Collect every line in the records below that contains the word "RCTNSheriff".

(Collected data entries)
-----

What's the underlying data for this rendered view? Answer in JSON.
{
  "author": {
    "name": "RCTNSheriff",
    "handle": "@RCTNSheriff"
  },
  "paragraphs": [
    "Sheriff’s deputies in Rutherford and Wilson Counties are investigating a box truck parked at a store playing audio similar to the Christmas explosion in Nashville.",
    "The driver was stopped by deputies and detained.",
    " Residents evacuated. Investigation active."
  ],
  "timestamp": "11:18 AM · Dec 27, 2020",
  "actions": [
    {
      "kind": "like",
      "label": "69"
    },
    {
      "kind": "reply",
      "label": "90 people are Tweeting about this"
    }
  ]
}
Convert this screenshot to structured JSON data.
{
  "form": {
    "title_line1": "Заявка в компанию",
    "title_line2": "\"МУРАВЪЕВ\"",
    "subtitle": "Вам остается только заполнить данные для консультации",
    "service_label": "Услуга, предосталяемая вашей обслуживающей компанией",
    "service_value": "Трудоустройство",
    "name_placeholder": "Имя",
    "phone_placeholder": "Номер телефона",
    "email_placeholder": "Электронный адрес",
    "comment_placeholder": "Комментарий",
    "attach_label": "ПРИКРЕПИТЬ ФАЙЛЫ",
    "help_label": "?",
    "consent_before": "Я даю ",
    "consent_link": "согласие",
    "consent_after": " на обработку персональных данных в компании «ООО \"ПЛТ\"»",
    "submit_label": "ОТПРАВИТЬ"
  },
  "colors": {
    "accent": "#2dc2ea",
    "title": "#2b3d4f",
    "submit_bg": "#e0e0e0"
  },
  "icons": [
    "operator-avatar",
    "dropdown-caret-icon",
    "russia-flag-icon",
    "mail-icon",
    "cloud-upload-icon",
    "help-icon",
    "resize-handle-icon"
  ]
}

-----

* [Finished exercise]
    "name": "RCTNSheriff",
    "handle": "@RCTNSheriff"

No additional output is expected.